TASK INPUTS |
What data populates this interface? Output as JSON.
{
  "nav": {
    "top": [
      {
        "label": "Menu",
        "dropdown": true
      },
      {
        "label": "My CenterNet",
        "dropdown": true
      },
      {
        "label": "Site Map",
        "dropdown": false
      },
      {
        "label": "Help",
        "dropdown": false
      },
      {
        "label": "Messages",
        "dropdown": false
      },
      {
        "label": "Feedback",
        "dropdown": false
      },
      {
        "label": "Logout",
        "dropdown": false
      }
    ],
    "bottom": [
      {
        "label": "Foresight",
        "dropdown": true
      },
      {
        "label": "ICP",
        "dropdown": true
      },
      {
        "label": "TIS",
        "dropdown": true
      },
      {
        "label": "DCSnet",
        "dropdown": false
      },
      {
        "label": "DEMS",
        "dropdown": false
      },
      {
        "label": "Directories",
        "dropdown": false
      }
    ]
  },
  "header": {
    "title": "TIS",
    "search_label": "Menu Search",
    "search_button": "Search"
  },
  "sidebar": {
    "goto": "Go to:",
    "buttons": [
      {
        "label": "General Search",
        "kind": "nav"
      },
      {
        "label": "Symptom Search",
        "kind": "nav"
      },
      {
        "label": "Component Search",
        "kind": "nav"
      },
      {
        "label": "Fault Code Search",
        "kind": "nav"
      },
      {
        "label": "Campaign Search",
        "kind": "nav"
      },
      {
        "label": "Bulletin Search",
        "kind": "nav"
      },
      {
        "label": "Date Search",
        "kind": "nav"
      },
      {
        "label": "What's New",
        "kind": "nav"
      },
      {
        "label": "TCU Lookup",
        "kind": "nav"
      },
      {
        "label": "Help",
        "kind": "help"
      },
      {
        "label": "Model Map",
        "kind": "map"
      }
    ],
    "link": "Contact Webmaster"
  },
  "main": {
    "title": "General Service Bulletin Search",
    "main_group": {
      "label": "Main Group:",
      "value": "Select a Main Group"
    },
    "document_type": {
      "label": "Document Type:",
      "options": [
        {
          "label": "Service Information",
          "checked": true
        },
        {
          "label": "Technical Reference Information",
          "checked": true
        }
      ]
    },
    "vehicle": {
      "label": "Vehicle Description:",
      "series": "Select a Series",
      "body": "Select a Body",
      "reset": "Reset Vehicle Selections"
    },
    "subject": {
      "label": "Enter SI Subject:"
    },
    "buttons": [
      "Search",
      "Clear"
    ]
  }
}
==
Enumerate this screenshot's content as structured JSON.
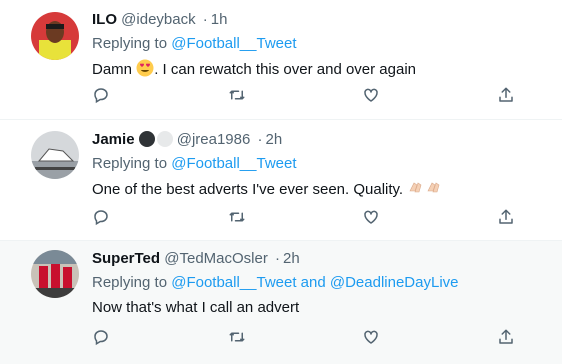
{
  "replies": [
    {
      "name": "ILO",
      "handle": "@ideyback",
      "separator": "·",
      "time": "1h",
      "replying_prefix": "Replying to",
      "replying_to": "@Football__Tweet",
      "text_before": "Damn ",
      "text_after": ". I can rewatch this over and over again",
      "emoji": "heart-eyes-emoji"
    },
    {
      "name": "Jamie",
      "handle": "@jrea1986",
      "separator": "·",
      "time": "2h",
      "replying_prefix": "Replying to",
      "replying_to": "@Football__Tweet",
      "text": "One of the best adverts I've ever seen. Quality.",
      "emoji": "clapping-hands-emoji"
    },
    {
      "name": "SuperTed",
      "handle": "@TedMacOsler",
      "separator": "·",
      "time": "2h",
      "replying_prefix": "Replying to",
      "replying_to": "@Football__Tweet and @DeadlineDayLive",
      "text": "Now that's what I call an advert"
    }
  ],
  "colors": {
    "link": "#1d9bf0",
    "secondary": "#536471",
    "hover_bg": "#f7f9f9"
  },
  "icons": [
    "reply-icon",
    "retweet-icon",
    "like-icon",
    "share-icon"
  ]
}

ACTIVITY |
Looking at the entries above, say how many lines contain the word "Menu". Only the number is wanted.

SOLUTION TO THE EXERCISE |
2